- _Task directions_:
The required result is every line of the records that includes "Server".
(Beginning of Source material)
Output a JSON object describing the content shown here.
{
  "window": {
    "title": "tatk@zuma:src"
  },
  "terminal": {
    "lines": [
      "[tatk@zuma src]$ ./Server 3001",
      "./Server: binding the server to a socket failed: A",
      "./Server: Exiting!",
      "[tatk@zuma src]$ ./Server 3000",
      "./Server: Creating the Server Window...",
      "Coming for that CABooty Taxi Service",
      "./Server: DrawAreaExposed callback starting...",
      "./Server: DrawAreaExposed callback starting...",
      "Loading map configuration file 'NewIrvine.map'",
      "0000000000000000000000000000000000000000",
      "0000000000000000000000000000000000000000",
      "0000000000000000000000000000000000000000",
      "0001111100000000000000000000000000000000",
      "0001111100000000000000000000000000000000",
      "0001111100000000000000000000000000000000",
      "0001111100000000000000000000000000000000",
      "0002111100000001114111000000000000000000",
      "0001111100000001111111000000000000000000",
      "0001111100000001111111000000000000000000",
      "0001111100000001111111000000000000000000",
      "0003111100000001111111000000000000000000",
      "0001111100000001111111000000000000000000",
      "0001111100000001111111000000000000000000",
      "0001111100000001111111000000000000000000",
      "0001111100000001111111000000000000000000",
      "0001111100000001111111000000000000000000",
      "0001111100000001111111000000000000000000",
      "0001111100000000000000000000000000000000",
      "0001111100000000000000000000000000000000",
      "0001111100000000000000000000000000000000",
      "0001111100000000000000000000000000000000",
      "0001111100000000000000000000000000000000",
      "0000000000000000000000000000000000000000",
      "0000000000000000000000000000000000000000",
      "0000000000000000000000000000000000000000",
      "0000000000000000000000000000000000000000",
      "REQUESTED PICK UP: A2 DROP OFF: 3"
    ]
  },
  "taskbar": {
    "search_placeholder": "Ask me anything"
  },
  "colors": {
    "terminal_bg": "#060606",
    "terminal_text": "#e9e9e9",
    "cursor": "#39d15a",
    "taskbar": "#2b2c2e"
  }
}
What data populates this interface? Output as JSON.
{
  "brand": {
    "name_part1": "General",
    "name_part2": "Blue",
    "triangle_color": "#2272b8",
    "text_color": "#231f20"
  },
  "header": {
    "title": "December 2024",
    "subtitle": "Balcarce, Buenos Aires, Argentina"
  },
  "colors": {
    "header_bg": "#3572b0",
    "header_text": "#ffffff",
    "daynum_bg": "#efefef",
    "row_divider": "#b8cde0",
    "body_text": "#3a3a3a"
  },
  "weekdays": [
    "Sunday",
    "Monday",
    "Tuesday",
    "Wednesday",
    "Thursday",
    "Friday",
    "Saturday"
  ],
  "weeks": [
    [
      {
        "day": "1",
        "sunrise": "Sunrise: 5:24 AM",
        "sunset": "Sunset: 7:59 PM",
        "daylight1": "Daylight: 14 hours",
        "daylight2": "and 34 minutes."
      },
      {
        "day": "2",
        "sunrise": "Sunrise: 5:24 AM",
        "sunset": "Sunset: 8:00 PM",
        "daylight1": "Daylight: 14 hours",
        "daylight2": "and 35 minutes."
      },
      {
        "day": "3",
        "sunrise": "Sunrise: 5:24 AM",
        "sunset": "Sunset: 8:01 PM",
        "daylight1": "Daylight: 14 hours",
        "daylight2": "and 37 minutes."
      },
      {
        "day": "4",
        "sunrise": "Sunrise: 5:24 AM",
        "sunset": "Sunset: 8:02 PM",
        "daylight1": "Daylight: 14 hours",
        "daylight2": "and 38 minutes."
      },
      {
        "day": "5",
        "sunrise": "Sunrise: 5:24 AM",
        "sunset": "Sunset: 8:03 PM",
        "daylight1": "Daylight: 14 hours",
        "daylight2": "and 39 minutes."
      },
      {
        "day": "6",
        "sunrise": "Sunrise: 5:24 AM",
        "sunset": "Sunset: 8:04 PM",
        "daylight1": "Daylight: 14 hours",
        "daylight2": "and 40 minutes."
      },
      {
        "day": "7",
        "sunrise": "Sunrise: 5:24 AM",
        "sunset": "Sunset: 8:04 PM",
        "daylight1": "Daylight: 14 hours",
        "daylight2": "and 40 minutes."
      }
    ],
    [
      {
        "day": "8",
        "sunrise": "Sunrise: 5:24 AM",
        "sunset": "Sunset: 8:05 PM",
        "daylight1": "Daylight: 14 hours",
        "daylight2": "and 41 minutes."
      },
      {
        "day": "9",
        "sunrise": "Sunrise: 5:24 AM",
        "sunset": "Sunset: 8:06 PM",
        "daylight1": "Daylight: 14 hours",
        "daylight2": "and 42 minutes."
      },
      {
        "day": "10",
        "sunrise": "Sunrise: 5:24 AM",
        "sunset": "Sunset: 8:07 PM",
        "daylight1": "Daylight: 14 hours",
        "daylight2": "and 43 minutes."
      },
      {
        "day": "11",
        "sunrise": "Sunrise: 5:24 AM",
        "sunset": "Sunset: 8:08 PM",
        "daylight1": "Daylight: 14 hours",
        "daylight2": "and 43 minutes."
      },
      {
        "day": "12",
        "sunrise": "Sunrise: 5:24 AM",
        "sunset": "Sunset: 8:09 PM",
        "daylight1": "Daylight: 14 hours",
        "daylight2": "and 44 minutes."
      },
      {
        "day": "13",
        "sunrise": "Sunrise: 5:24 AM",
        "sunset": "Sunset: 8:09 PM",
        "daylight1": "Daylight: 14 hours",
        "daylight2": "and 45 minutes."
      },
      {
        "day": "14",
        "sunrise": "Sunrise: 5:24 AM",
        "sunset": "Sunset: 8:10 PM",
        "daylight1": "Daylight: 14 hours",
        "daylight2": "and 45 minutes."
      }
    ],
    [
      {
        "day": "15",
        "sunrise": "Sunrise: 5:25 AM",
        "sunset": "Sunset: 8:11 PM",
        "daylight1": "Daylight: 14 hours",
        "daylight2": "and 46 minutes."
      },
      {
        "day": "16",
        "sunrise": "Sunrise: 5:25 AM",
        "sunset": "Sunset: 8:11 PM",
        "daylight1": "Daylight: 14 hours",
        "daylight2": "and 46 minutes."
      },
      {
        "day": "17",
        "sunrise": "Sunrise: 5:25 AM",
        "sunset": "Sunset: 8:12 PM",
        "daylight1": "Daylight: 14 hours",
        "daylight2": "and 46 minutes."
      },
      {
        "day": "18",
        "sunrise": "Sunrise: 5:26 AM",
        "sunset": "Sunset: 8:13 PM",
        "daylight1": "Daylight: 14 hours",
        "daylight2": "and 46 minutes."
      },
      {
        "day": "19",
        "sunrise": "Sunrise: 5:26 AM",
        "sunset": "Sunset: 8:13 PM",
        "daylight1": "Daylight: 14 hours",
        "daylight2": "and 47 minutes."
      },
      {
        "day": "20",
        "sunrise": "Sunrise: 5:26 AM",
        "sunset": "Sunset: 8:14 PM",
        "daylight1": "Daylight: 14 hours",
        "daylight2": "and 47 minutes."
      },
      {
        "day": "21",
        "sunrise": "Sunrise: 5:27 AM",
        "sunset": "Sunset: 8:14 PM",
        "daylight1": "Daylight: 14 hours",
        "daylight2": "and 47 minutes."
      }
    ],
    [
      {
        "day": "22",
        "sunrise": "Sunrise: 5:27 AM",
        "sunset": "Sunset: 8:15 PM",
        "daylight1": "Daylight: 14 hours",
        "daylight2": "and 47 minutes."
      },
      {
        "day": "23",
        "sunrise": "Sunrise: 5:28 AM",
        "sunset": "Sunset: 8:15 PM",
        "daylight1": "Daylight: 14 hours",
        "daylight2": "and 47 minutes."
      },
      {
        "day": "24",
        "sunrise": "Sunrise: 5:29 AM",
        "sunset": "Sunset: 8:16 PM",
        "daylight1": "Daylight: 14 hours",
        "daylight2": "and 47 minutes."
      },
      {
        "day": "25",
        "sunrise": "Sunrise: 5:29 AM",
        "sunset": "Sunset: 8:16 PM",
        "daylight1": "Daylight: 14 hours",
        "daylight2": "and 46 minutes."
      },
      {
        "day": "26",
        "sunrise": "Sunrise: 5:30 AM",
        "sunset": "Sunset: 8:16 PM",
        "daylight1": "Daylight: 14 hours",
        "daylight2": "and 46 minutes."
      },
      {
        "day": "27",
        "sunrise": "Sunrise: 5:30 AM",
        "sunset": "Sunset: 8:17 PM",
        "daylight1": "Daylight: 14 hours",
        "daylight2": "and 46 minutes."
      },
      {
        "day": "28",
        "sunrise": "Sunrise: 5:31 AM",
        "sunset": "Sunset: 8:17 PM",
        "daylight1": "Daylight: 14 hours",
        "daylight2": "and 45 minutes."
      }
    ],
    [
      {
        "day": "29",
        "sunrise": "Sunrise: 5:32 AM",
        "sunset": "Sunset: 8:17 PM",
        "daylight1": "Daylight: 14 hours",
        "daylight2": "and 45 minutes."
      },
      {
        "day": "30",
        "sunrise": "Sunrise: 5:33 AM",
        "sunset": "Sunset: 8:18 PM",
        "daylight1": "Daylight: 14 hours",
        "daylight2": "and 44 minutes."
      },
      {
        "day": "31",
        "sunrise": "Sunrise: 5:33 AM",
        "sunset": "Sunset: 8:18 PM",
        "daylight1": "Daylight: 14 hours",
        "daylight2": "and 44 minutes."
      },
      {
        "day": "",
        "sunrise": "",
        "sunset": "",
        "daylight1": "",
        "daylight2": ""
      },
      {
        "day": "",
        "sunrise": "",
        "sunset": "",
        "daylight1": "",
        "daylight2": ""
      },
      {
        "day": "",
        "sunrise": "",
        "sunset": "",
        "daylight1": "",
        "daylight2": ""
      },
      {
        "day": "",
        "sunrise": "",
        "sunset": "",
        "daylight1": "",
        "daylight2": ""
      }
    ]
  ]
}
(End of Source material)
- _Your solution_:
      "[tatk@zuma src]$ ./Server 3001",
      "./Server: binding the server to a socket failed: A",
      "./Server: Exiting!",
      "[tatk@zuma src]$ ./Server 3000",
      "./Server: Creating the Server Window...",
      "./Server: DrawAreaExposed callback starting...",
      "./Server: DrawAreaExposed callback starting...",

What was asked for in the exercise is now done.